By Blog Editor Susan Wells
Jeff Bush, 36, was killed last Thursday when a sinkhole opened up under his house and engulfed him and his bedroom in Seffner, Florida. Authorities began demolishing the house to get a look at the sinkhole. The house itself was too unstable to enter.
Crews worked carefully to save some of Bush’s belongings while also figuring out how to stabilize and fill the hole, which is estimated to be about 30 feet wide and 60 feet deep. The hole is so unstable that nearby houses are also in danger and have been evacuated.
How does a sinkhole like this form, especially under a house? How do you know if your house is sitting on top of a potential sinkhole?
We usually see sinkholes on the news when they open up in a roadway and swallow nearby trees or passing cars. Sinkholes, or sinks, mysteriously appear all across the United States, but are mostly found in Florida, Alabama, Kentucky, Missouri, Pennsylvania, Tennessee and Texas. They usually form in areas with soft bedrock or marshy terrains.
Areas where the bedrock is made up of soft minerals and rocks like salt, gypsum, limestone or dolomite are most susceptible. Groundwater running through the rock begins to erode it. Caverns and spaces are created by the eroded rock washing away. The land on top stays intact until the underground space becomes too large, causing the surface to collapse.
Sinkholes usually form where the land does not have good surface drainage. During rains, the water soaks into the ground and stays in the cavern. When the water travels to another location, the land above may not be able to sustain the weight and will collapse.
Humans can also be responsible for sinkholes. Pumping groundwater in construction and development plans may open up weakened areas in the ground. When water is diverted or drainage patterns are changed, sinkholes can also form. If the land is altered, the weight of new material may shift the land and a sinkhole can open up.

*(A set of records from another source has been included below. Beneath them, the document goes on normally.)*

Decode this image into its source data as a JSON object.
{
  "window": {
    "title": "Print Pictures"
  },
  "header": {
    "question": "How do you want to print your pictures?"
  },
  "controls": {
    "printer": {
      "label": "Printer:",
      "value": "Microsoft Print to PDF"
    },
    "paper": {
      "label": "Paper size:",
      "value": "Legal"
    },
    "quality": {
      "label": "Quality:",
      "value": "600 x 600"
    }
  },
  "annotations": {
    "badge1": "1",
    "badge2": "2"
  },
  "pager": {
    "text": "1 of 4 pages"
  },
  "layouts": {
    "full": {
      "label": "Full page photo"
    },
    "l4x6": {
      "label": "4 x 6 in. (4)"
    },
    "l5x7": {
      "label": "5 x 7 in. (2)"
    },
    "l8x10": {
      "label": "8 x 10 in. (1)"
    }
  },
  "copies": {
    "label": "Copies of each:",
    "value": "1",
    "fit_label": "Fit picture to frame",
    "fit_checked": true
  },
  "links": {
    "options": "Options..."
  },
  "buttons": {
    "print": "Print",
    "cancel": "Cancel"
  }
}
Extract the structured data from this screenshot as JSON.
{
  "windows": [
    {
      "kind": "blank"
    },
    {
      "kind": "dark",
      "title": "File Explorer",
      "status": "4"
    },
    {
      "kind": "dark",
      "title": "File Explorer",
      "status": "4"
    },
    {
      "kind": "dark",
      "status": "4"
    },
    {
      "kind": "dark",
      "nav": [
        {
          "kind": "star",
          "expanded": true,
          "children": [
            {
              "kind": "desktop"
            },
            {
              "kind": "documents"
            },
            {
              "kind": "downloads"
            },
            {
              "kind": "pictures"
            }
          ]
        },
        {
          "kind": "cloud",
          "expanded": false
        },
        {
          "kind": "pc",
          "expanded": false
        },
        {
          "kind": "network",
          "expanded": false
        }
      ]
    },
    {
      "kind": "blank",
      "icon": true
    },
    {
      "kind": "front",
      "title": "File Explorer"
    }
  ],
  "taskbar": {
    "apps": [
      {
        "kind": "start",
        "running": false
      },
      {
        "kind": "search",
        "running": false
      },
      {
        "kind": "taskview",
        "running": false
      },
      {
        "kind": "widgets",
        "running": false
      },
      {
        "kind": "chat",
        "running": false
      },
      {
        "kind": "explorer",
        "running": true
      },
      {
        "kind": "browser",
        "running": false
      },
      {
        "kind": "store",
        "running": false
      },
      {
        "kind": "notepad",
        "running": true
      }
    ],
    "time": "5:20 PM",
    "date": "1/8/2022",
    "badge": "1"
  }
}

For more on sinkholes and facts that could save your life, visit Live Science.